^Spot on! And being sort of OCD would help as well with this. I've been a photographer for over a decade, and I'm still learning every single day. The hardest part that I encounter is to sell myself or actively seeking clients. I think I countered that by letting my work sell itself.

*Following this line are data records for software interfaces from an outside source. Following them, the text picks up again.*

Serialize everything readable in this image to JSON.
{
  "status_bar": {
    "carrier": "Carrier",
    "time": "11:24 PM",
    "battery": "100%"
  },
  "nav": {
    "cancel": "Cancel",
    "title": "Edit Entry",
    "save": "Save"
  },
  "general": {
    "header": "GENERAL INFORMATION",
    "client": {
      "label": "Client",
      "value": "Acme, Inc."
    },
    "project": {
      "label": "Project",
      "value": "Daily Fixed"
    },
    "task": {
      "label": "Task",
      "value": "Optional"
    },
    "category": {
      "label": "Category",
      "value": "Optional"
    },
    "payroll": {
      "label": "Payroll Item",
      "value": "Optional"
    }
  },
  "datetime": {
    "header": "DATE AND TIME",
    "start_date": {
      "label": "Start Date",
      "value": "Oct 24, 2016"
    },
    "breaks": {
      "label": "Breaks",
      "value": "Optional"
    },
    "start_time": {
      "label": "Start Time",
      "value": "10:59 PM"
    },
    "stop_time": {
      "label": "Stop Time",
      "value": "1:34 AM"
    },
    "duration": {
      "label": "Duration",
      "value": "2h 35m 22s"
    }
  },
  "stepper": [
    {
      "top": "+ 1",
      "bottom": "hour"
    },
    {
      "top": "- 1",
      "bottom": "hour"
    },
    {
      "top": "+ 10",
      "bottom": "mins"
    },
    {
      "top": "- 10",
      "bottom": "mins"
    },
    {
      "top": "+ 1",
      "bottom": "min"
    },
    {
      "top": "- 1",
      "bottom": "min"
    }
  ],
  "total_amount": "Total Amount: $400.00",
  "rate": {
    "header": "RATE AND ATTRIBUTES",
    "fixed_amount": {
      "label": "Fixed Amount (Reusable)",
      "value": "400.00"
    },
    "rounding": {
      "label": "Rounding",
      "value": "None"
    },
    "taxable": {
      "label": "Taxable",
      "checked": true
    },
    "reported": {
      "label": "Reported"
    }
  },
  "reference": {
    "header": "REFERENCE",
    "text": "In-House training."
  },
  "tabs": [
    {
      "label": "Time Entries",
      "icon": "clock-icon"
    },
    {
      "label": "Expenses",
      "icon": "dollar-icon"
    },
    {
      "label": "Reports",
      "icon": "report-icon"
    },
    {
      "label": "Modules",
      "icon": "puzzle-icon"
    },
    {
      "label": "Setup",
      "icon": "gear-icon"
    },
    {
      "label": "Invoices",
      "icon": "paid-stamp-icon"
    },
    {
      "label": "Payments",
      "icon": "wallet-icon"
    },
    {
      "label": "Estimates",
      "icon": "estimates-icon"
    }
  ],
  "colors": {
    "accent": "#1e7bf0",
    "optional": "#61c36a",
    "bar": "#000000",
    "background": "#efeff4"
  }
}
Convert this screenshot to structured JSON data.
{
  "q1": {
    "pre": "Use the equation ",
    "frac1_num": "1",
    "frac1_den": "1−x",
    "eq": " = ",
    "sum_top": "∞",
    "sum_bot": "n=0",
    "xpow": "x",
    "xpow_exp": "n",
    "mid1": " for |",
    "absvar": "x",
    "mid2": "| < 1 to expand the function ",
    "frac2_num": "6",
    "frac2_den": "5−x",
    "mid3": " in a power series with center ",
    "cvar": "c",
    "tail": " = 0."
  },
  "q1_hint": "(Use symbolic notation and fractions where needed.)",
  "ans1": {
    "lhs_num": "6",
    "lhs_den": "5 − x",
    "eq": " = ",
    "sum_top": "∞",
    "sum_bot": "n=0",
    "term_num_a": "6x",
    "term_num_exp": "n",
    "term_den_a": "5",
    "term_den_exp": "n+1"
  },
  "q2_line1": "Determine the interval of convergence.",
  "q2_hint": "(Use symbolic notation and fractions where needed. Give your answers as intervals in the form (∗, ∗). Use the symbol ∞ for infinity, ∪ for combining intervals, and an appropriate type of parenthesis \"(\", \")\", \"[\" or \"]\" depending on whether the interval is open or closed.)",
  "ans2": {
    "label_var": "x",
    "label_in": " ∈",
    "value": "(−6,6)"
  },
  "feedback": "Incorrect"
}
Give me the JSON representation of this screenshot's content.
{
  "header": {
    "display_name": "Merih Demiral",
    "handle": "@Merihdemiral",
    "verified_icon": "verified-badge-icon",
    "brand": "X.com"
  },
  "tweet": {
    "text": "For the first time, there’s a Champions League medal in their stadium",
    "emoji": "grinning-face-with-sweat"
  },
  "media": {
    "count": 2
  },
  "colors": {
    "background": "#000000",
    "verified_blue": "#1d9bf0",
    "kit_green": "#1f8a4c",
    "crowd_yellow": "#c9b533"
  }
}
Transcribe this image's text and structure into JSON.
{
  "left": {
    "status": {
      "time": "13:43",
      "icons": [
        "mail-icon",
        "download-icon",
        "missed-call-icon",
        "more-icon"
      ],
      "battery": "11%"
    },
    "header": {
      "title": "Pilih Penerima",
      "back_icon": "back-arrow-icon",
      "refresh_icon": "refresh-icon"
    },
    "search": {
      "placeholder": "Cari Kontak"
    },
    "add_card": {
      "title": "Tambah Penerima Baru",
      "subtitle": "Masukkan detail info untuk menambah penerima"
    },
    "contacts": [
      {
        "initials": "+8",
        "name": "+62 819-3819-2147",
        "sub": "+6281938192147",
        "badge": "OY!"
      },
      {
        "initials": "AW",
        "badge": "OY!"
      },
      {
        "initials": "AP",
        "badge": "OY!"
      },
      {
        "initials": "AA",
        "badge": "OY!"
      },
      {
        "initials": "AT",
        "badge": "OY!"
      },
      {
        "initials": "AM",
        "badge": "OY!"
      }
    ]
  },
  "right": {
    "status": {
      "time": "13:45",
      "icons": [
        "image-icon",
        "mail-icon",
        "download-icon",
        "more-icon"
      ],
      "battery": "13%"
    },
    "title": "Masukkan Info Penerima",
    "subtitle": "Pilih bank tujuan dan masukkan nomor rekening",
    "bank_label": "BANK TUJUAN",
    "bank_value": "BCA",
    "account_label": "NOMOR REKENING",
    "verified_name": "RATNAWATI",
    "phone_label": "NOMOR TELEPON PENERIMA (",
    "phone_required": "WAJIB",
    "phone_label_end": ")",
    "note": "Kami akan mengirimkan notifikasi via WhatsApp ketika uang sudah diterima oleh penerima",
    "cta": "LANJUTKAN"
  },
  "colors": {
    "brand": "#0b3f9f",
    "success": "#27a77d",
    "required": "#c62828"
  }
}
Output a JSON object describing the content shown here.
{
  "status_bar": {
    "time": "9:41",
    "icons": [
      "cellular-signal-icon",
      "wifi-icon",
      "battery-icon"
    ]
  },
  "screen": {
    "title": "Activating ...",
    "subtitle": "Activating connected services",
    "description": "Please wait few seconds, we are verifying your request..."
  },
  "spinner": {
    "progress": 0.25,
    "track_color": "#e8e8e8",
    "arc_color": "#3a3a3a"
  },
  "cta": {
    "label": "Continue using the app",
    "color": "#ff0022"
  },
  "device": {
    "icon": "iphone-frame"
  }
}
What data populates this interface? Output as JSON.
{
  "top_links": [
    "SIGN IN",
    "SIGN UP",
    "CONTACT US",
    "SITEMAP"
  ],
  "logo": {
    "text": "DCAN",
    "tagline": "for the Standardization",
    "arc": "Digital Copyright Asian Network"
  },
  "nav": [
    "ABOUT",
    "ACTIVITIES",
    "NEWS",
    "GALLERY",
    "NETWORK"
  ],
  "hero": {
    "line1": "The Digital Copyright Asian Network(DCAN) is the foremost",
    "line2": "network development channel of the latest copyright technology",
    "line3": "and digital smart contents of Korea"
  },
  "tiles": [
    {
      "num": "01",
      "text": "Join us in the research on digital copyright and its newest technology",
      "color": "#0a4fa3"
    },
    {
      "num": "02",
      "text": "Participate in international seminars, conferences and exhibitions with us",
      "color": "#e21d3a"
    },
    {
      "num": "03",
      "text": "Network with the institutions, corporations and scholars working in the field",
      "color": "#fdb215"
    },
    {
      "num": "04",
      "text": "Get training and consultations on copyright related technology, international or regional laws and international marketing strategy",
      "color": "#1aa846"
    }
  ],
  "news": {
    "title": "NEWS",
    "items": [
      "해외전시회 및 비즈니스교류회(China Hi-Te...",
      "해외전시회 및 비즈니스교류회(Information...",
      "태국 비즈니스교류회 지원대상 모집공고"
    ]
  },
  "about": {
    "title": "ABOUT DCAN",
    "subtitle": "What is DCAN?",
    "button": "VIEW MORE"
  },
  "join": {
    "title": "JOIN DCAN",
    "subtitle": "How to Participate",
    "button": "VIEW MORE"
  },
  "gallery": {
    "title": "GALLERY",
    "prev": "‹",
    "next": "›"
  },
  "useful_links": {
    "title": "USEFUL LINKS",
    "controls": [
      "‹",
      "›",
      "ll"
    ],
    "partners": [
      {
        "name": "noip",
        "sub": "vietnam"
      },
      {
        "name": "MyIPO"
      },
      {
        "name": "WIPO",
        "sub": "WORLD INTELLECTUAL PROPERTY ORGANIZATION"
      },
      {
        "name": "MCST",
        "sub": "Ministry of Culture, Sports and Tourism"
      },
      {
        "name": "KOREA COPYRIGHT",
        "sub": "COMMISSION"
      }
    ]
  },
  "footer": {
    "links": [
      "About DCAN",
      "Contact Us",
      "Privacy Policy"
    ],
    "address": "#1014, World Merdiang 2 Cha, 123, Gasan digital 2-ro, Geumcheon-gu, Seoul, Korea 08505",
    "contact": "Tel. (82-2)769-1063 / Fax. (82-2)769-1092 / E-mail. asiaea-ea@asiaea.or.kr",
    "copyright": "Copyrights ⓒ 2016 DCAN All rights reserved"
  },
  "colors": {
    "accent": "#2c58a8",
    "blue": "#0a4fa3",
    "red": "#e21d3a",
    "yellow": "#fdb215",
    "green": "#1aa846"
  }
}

ps; if you're going to be printing your own book and looking for some paper, I bet you would love the matte look. Just tossing this in case you didn't already know; some printing companies may differ when it comes down to bleed/margins (one asks for 3mm, another 5). Even if this assignment is fictional, it might be time-saving to first find a printing company that gives you what you want/need (so you might end up with a real physical printed book of your own).